From Pope St. John Paul II’s Apostolic Exhortation Familiaris Consortio (1981):
The pastoral care of the regularly established family signifies, in practice, the commitment of all the members of the local ecclesial community to helping the couple to discover and live their new vocation and mission. In order that the family may be ever more a true community of love, it is necessary that all its members should be helped and trained in their responsibilities as they face the new problems that arise, in mutual service, and in active sharing in family life.
This holds true especially for young families, which, finding themselves in a context of new values and responsibilities, are more vulnerable, especially in the first years of marriage, to possible difficulties, such as those created by adaptation to life together or by the birth of children. Young married couples should learn to accept willingly, and make good use of, the discreet, tactful and generous help offered by other couples that already have more experience of married and family life. Thus, within the ecclesial community—the great family made up of Christian families—there will take place a mutual exchange of presence and help among all the families, each one putting at the service of others its own experience of life, as well as the gifts of faith and grace. Animated by a true apostolic spirit, this assistance from family to family will constitute one of the simplest, most effective and most accessible means for transmitting from one to another those Christian values which are both the starting point and goal of all pastoral care. Thus young families will not limit themselves merely to receiving, but in their turn, having been helped in this way, will become a source of enrichment for other longer established families, through their witness of life and practical contribution.
In her pastoral care of young families, the Church must also pay special attention to helping them to live married love responsibly in relationship with its demands of communion and service to life. She must likewise help them to harmonize the intimacy of home life with the generous shared work of building up the Church and society.

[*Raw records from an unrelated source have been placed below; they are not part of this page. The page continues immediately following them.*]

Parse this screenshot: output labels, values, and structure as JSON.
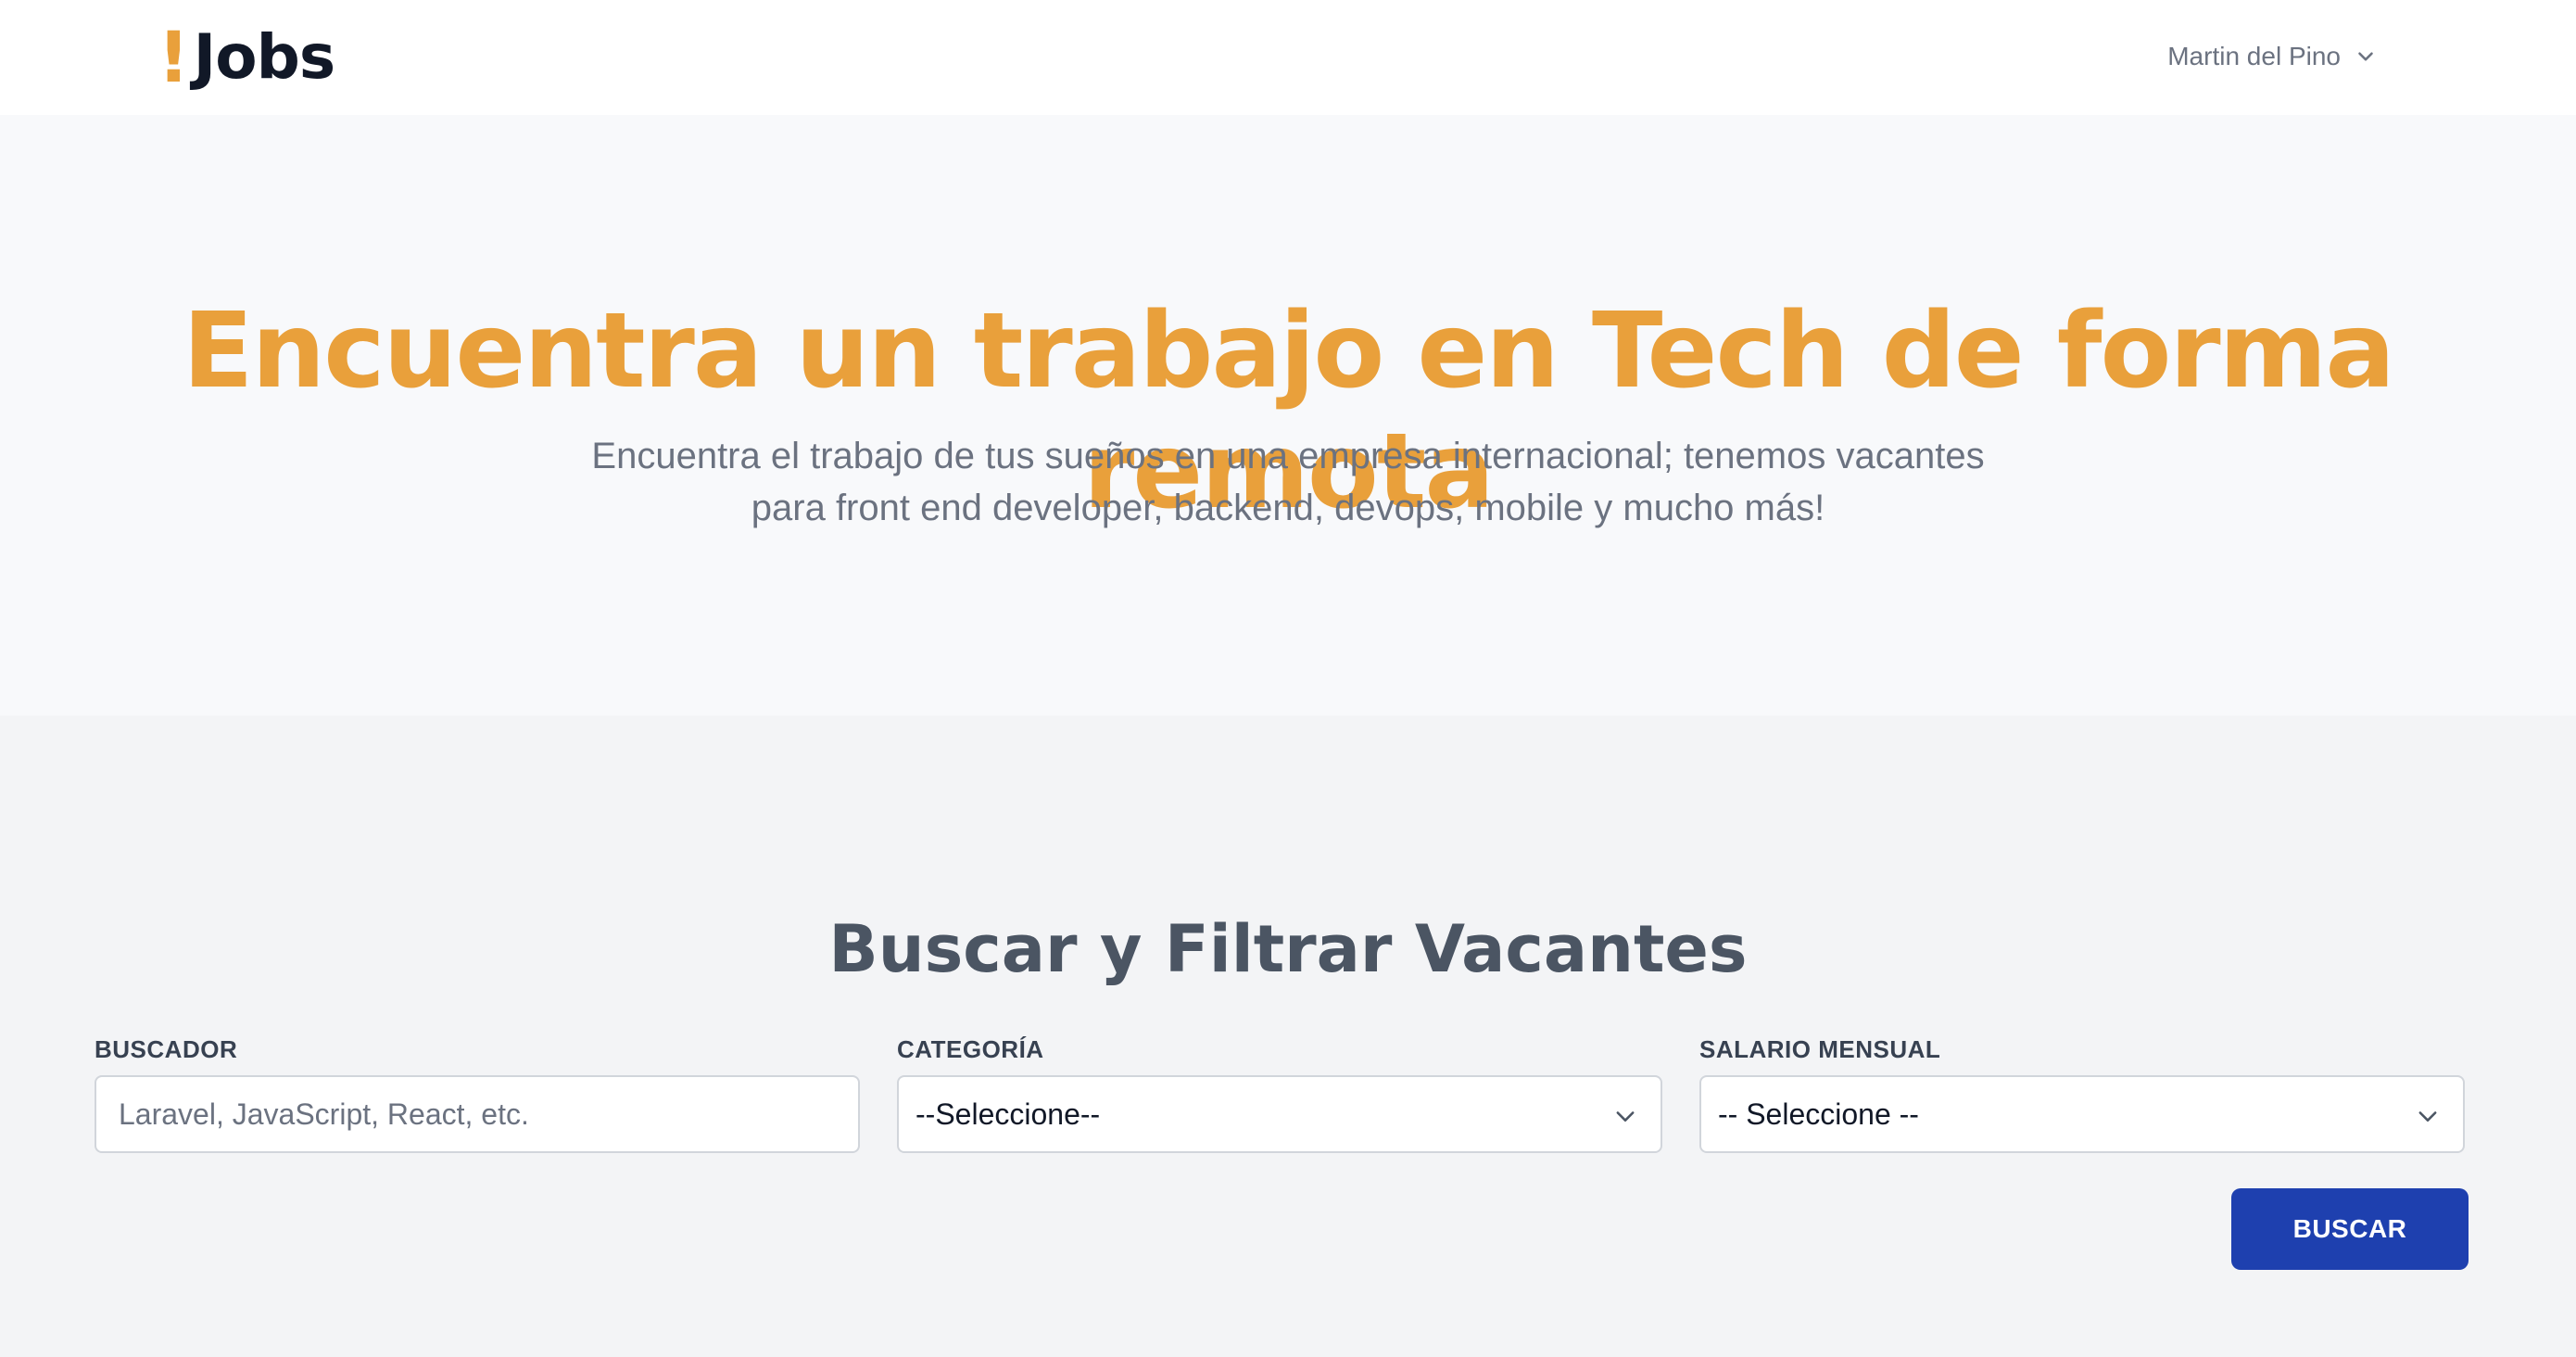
{
  "header": {
    "logo_mark": "!",
    "logo_text": "Jobs",
    "user_name": "Martin del Pino",
    "user_menu_icon": "chevron-down-icon"
  },
  "hero": {
    "title": "Encuentra un trabajo en Tech de forma remota",
    "subtitle": "Encuentra el trabajo de tus sueños en una empresa internacional; tenemos vacantes para front end developer, backend, devops, mobile y mucho más!"
  },
  "search": {
    "title": "Buscar y Filtrar Vacantes",
    "buscador": {
      "label": "BUSCADOR",
      "placeholder": "Laravel, JavaScript, React, etc.",
      "value": ""
    },
    "categoria": {
      "label": "CATEGORÍA",
      "selected": "--Seleccione--"
    },
    "salario": {
      "label": "SALARIO MENSUAL",
      "selected": "-- Seleccione --"
    },
    "button_label": "BUSCAR"
  },
  "colors": {
    "accent": "#e9a03b",
    "primary_button": "#1e40af",
    "hero_background": "#f8f9fb",
    "page_background": "#f3f4f6"
  }
}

When children are born and the married couple becomes a family in the full and specific sense, the Church will still remain close to the parents in order that they may accept their children and love them as a gift received from the Lord of life, and joyfully accept the task of serving them in their human and Christian growth.
— Familiaris Consortio 69